= Beginning of Section =

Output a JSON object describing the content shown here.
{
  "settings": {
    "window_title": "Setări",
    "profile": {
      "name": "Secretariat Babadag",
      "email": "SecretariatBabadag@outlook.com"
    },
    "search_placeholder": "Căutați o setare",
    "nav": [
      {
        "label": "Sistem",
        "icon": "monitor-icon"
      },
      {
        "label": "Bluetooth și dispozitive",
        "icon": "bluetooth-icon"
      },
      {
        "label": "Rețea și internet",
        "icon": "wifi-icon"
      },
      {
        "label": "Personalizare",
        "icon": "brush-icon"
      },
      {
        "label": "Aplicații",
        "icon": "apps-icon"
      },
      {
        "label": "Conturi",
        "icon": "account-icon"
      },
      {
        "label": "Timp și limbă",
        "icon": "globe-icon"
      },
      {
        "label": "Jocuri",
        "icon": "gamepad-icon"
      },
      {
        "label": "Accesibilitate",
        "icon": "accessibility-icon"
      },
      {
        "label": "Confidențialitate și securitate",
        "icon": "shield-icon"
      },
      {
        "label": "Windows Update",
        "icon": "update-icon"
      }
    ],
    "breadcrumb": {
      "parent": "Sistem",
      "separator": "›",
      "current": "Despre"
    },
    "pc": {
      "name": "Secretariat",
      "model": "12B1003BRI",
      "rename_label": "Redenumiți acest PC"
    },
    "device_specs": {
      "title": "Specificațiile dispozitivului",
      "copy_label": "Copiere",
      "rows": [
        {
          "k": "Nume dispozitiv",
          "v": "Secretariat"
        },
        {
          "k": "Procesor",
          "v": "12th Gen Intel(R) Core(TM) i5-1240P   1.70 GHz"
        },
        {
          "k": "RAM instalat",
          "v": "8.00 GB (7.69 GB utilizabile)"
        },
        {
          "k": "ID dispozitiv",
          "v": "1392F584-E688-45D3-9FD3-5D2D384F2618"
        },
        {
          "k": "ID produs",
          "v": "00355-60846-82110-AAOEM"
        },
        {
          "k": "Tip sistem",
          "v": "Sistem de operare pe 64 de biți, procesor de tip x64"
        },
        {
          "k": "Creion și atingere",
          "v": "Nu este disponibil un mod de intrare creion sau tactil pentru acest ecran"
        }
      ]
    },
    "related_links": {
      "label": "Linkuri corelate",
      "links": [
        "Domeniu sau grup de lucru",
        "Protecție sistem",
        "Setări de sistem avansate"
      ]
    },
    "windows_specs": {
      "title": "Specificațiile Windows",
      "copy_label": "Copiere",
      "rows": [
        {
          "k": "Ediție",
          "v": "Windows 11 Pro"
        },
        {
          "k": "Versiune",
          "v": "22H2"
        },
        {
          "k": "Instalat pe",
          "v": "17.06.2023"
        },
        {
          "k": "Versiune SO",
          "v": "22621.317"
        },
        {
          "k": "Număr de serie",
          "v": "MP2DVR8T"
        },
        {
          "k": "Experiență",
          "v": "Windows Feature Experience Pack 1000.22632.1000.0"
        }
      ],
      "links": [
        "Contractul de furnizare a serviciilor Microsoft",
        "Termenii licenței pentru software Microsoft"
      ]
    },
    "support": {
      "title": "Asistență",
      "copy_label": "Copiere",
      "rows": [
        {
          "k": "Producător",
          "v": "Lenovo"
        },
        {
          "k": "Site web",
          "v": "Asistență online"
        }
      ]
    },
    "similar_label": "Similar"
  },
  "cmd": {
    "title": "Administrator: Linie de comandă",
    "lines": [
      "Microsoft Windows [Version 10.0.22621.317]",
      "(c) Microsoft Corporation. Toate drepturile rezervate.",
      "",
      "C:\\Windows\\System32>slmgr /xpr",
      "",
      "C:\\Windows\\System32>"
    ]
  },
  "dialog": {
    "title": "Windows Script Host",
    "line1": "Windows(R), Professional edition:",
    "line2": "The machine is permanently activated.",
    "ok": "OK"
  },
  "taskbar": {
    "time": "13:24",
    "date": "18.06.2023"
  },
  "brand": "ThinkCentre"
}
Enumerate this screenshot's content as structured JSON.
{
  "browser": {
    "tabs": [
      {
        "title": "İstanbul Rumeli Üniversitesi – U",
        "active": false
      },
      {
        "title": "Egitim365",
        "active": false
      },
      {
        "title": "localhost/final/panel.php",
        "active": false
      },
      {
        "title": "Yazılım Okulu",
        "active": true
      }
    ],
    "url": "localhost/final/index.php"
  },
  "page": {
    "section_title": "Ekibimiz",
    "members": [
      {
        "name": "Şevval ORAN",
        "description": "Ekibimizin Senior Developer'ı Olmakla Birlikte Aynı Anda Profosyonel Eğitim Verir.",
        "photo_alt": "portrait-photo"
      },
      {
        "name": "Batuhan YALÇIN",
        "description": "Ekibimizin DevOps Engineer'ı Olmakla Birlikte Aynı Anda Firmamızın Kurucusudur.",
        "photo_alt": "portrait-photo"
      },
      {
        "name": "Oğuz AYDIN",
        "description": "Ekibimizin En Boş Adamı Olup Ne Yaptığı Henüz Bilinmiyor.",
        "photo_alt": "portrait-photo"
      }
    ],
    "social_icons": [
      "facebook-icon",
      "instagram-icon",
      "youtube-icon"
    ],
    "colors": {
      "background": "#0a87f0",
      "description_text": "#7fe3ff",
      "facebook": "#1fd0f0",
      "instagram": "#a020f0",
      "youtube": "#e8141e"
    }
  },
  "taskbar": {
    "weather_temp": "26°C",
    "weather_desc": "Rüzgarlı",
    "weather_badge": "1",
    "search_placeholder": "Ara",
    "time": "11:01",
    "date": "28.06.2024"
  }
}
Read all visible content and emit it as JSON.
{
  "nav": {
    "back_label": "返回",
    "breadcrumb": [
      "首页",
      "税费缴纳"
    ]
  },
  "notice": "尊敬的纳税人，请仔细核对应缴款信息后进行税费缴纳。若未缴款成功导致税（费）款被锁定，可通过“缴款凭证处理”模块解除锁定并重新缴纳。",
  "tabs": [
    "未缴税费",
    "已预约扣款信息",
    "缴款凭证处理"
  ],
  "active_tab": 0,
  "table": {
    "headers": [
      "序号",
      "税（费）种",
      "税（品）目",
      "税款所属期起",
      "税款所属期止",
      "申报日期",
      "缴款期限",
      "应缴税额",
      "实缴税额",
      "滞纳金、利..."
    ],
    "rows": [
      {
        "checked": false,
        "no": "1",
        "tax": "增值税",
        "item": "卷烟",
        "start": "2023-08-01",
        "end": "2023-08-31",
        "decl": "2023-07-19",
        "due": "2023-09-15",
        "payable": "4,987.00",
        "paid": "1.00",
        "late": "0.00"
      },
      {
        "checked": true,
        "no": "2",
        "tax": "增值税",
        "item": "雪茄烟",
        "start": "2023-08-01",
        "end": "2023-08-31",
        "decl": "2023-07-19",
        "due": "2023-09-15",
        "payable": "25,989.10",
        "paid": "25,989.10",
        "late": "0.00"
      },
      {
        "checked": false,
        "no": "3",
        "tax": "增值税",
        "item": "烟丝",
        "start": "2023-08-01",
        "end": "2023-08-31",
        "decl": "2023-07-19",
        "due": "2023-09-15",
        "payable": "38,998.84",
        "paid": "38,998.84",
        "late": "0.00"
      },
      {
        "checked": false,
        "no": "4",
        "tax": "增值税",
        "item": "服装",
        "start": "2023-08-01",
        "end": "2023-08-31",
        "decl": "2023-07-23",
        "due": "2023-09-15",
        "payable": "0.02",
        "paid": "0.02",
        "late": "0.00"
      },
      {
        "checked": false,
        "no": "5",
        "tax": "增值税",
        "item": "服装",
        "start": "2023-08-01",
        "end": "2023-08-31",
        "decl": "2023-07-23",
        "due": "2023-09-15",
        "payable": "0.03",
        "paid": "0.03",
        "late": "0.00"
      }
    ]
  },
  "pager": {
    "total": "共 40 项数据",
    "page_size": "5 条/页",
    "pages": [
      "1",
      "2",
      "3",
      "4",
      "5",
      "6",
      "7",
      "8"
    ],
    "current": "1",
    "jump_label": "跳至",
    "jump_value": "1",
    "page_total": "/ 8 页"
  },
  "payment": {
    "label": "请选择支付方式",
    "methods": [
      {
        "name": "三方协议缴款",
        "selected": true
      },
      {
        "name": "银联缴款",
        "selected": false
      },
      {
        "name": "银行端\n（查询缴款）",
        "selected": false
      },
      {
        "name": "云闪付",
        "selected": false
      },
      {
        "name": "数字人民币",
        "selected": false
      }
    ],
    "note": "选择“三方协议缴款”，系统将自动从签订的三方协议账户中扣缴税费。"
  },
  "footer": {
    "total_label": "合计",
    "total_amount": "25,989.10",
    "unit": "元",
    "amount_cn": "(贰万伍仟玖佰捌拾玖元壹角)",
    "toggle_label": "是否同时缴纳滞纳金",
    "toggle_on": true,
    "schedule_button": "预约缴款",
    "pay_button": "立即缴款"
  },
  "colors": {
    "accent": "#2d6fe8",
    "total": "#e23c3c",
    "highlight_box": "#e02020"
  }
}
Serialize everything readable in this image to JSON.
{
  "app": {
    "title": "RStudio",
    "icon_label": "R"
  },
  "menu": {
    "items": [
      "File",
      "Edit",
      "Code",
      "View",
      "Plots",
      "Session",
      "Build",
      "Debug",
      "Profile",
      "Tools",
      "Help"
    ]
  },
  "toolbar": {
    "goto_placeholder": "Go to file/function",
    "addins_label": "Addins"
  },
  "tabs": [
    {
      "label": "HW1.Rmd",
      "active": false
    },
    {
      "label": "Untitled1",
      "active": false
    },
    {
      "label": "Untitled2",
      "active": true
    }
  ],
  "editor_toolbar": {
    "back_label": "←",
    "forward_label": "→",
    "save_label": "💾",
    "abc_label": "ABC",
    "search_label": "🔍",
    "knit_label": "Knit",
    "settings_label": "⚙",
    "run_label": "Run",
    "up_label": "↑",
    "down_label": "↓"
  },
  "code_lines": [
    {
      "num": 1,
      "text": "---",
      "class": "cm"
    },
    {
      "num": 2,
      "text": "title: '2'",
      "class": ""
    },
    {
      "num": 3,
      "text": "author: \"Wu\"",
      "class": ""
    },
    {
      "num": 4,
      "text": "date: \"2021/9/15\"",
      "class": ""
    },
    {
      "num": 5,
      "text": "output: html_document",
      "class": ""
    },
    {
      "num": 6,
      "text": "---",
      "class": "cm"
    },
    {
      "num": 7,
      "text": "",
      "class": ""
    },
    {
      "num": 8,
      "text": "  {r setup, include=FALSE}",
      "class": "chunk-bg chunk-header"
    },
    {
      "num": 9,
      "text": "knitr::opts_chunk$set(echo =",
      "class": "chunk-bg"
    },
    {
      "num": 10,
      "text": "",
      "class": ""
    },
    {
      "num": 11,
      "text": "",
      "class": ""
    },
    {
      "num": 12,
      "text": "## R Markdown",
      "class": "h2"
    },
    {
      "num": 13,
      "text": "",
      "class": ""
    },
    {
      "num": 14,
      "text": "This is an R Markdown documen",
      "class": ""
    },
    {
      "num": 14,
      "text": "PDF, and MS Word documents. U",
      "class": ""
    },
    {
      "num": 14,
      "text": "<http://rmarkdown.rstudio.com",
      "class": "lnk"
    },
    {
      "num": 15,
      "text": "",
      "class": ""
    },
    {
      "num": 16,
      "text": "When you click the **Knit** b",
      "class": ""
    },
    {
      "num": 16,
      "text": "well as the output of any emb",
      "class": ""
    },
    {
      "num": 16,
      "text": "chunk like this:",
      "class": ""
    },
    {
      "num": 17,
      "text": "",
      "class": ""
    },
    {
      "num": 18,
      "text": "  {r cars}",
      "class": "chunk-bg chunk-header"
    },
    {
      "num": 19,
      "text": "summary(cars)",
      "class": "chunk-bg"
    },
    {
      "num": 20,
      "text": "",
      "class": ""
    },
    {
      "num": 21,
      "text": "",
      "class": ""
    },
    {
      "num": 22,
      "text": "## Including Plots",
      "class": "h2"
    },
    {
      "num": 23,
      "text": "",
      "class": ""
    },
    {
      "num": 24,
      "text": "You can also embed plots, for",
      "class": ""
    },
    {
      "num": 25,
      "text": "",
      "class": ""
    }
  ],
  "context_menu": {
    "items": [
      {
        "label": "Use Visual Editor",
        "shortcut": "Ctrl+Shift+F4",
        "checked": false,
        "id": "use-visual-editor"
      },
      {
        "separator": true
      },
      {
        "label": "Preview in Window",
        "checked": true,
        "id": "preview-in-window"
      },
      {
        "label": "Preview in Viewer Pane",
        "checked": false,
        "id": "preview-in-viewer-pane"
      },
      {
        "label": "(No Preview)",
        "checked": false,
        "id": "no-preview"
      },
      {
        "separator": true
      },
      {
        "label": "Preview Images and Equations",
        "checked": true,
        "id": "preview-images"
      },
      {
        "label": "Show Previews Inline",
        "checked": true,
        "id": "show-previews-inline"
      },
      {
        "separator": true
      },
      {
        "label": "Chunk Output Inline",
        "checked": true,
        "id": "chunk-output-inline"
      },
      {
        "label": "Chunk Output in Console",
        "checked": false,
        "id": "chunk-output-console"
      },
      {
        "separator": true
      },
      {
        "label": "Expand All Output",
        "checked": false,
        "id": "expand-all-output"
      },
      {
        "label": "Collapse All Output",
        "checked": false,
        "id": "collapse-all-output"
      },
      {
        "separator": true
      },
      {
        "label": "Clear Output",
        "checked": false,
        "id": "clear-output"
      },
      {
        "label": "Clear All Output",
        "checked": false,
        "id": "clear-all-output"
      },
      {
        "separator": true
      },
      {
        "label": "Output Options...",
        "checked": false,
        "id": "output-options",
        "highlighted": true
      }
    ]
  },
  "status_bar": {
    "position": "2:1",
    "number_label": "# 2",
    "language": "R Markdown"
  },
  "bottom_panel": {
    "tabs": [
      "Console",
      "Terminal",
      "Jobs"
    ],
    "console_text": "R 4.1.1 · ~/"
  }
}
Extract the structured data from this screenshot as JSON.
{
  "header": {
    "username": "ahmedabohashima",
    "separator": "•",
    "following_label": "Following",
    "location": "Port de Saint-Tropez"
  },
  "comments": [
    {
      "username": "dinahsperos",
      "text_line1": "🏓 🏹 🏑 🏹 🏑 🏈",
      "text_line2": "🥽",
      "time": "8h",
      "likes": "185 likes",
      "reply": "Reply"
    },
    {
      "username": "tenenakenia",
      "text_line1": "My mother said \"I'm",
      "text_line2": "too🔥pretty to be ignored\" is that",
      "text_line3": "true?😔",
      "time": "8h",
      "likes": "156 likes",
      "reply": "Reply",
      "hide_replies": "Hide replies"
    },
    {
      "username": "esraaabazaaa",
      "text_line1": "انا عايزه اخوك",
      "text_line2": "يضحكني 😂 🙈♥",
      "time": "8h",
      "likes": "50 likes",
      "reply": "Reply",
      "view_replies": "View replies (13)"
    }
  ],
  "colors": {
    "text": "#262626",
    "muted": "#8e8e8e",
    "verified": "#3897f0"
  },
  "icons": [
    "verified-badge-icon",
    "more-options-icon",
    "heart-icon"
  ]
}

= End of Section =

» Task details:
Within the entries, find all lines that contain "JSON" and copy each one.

» Exercise result:
Output a JSON object describing the content shown here.
Enumerate this screenshot's content as structured JSON.
Read all visible content and emit it as JSON.
Serialize everything readable in this image to JSON.
Extract the structured data from this screenshot as JSON.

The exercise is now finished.